- Solder the short wires from both LEDs to one of the switch pins. Then solder a female jumper to the same pin. This is the ground for the LEDs and switch. Solder another female jumper to the opposite switch pin.
- Solder a resistor to each of the long LED wires. Trim things up to keep the space inside the project box manageable. Solder a female jumper to each of the resistors.
- Using pliers, carefully bend a row of the extra-long headers into a nice 90 degree angle. You need one header 3 pins wide and one 5 pins wide.
- Stack the Ethernet Shield on top of the Uno, carefully lining up all the pins. Now insert the 3 pin 90 deg header into the bottom female header of the Ethernet Shield, aligning to the 5V, GND, GND pins (yes there's two GND pins there). Insert the 5 pin header into the top female header aligning to pins 2-6. Note! Arduino pin numbering starts at 0 so there should be 2 open spots to the right of the installed 90 deg header.
- Connect the ground lead from the switch to one of the GND pins. Connect the lead that goes to the black wires of the flow sensors to the other GND pin. Finally, connect the lead that goes to the red sensor wires to the 5V pin. Power is done!
- Connect the lead that goes to tap #1's yellow sensor wire to pin 2, tap #2's yellow to pin 3. Now, the lead from tap #1's LED (you decide which is which) goes to pin 4 and #2's LED to pin 5. Last lead should be the switch - it goes to pin 6, of course.
- If you've never done Arduino before, you probably want to play first with just the Uno and example programs that are included with the Arduino software. Once you've successfully compiled and loaded the "blink" example, you're ready to proceed with the build above.
- Start a new Arduino sketch and paste in this code. Edit the "Ethernet stuff" section as appropriate for your network.
- In the "untappd stuff" section, set your timezone and GMT offset as appropriate.
- The untappdaccesstoken constant is a little trickier. First, you need to register for API access from Untappd.
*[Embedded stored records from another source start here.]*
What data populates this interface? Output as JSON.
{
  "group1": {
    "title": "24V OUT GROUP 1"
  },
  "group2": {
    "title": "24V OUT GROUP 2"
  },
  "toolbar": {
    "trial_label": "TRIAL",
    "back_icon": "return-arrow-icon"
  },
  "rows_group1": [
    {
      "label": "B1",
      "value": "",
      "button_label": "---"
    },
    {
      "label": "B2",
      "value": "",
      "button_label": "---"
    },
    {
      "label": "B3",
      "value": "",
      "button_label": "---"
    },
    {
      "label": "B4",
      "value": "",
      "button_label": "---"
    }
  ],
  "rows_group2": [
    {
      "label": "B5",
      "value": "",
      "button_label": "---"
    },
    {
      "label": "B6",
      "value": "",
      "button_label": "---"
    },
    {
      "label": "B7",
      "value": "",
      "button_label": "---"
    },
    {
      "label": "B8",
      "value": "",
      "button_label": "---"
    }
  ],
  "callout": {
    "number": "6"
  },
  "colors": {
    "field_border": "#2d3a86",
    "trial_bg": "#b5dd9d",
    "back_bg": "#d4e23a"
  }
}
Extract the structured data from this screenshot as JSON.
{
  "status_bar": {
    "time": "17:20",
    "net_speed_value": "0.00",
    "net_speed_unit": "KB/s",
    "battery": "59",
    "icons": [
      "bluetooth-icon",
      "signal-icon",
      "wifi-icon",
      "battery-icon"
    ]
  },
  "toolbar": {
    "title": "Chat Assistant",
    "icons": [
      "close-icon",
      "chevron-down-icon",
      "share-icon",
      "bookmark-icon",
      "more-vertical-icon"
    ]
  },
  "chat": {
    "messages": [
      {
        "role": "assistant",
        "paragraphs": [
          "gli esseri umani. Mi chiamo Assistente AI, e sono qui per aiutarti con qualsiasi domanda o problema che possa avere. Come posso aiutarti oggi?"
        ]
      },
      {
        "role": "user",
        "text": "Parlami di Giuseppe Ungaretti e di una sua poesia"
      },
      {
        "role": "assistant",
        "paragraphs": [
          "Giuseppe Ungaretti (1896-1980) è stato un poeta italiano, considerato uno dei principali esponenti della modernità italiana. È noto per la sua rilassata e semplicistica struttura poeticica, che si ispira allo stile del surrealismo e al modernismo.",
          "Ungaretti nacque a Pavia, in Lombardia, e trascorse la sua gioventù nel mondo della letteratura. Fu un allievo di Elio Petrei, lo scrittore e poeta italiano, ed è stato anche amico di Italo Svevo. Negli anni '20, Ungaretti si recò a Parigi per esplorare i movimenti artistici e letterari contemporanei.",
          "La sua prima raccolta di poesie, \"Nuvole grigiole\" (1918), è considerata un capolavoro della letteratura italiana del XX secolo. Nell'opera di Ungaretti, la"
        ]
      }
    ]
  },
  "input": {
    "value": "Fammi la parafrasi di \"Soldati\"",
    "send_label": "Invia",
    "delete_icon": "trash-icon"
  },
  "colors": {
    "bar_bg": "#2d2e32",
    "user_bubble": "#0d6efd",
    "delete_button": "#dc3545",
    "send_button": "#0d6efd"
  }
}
This normally takes a day or two, but once accepted, you will be issued a Client ID for your kegerator app. As you'll also be the user of your own app you must generate an OAuth token that will allow the app access to your Untappd account. To do this, in a browser go to http://untappd.com/oauth/authenticate/?client_id=<YOURCLIENTID>&response_type=token&redirect_url=http://localhost and enter your Untappd login credentials. The redirect will fail but the OAuth registration is completed and the issued Access Token is displayed up in the browser address bar. Copy and paste it into the untappdaccesstoken constant.
- Plug the Uno into your computer, hit upload and STAND BACK! :-)
- If things go well, you're ready to plug the Ethernet Shield into your network. From a web browser, try connecting to the IP you assigned to the Arduino. If things are working correctly, you should see a page to set the Untappd beer IDs for your taps (showing gibberish, initially). Set them to the correct beer IDs and hit Submit. You're now ready to pull a pint and verify your Untappd check-in!
- If the LEDs blink alternately, that means the Arduino was unable to connect to api.untappd.com. Double-check your network settings.
- If the LED light stays on (a successful pour), but no check-in appears on your Untappd home page, it probably means the beer ID is invalid or your Access Token is wrong. You can uncomment the serial code bits in the checkIn() and setup() functions and use the Arduino UI's Serial Monitor to watch what's coming back from the Untappd server. That should give a good clue as to what's gone wrong.
Now that you're an Arduino master, consider all the brewing applications... What about a temperature controller and logger for your fermentation chamber? How about making your own PID (yeah, there's an Arduino library
for that). Pretty cool, eh?